“Now come on lads, we have to lay a new water main across this field. East peasy, type of job we’ve dug hundreds of times before, we’ll be finished by Friday and we can go home early.” So said the foreman for Portsmouth Water Board in 1960, little knowing that by the end of the day his team would damage the corner of a Roman mosaic floor, leading to the discovery of the most important palace north of Rome ever revealed, bigger even than Buckingham Palace.

There are twenty discovered mosaic floors, some built on top of others as the Romans decided that they wanted to replace without destroying what was there. Surprising is the way that they didn’t use the old mosaic floor as foundation in parts, just as the whole constructed on top. Most of the discovered floors are intact, there for modern day visitors to examine by almost standing on them.
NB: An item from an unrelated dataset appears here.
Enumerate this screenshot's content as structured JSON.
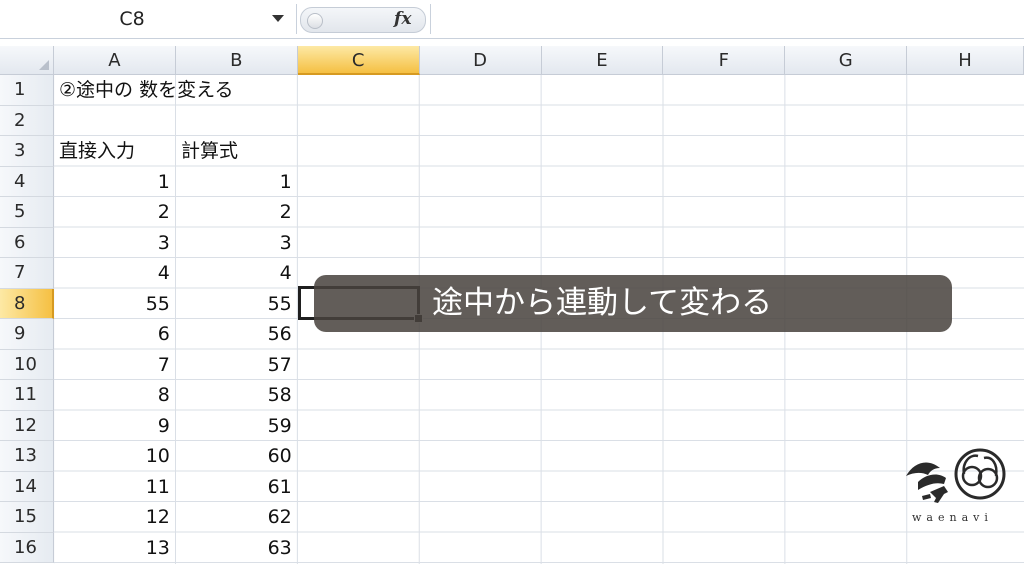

Everything that has been discovered has a contemporary building on top, so the visitor may stand on glass floors to see what is under their feet, or pause on platforms very close by. No problems taking photos, no problems with Sussex Archaeological Society. charging £9.80 as at September 2019 for adult visitors, discount for seniors, groups, and children. The signage could be slightly better. You drive from east or west along the A27 to the Chichester by-pass, the roundabout exit is on the western side to the south. Initially it is well signposted, then you have to keep a wary eye out, because the side road on the right is suddenly there, indicate as you pull into the centre of the road, and you are in a housing estate.

The remains are then approached by side roads past a school so beware if you are at dropping off or collection time, then into the car park. Try to avoid the area designed for coaches, drivers can be a little antsy, then if your budget can cope have a snack before visiting.  The three of us had sandwiches, one packet of crisps, bottled drinks, no change from £20. The toilets are free and clean, no cover if raining before walking into the main entrance of the remains.

You stand at the till to be told very nicely to come round the corner to the counter, pay over more money, before entering there is a free exhibition on the left with lots of enlarged wall photos, each accompanied by descriptive text. Walk through the doors, and there you are, where the Romans walked. You are standing on 2,000 years of documented history, as opposed to trudging through a farmer’s field that MIGHT have been walked on by ancient English man and woman – and child.

The Romans conquered England for almost four hundred years, and within thirty years of arriving in 43AD had built a huge palace complex close to now the city of Chichester. It was then accessible by river, unaffected by tides, and initially a grain storage depot for the troops.

The local tribe was the Atrebates, colonised very quickly into Roman ways. They didn’t stand much of a chance really, because the invasion conquered all. With the two 100ft granaries came housing, one large house of some stability. Timber framed with floors of clay and mortar, and plaster walls. After a few years these were replaced with stone walled villas, ultimately surrounding a large walled garden.

Within twenty years a full-sized palace was there, four-sided with a massive formal courtyard. As the whole site was on one level, it had to be smoothed out so some surrounding walls were five feet high. The site comprised over ten cultivated acres. Some of the floors didn’t have mosaic, but under floor heating instead. This was through a water piping system, hence the site was close to the natural river spring water, essential for contemporary habitation. There was also a very large bathhouse, almost essential in Roman times as a place to conduct business as well as eat, and repose.

It is generally acknowledged that for its early days it was owned by a local chieftain Tiberius Claudius Togidubnus, not a dignitary from Rome, but a local influential tribal chief. Various other important people have been suggested as subsequent owners.  The north wing was destroyed in a fire c. 270 AD. The damage was too great to repair, and the palace was abandoned and later dismantled. It is not known whether the fire was accidental, set by coastal raiders or part of a more widespread period of disruption caused by the revolt of the ‘British’ emperor Carausius in the 280s AD. By this time the Roman empire was struggling to maintain its iron grip on Europe. Rome itself was under threat both internally from those wishing to become emperor, and large tribes requiring Roman troops be kept occupied defending. England became too difficult to defend.

Returning to the laying of the water main in 1960, some housing had already been constructed before the initial discovery, so what you see now is not the whole thing. Houses are on top. What I wonder is, if someone wants to add a conservatory, are they allowed to dig foundations very deep in case they damage anything else. Mind you, if I lived in one of those houses, I would dig up the whole of my back garden in the hope of discovering something of historic interest, then charge admission. Would pay the mortgage.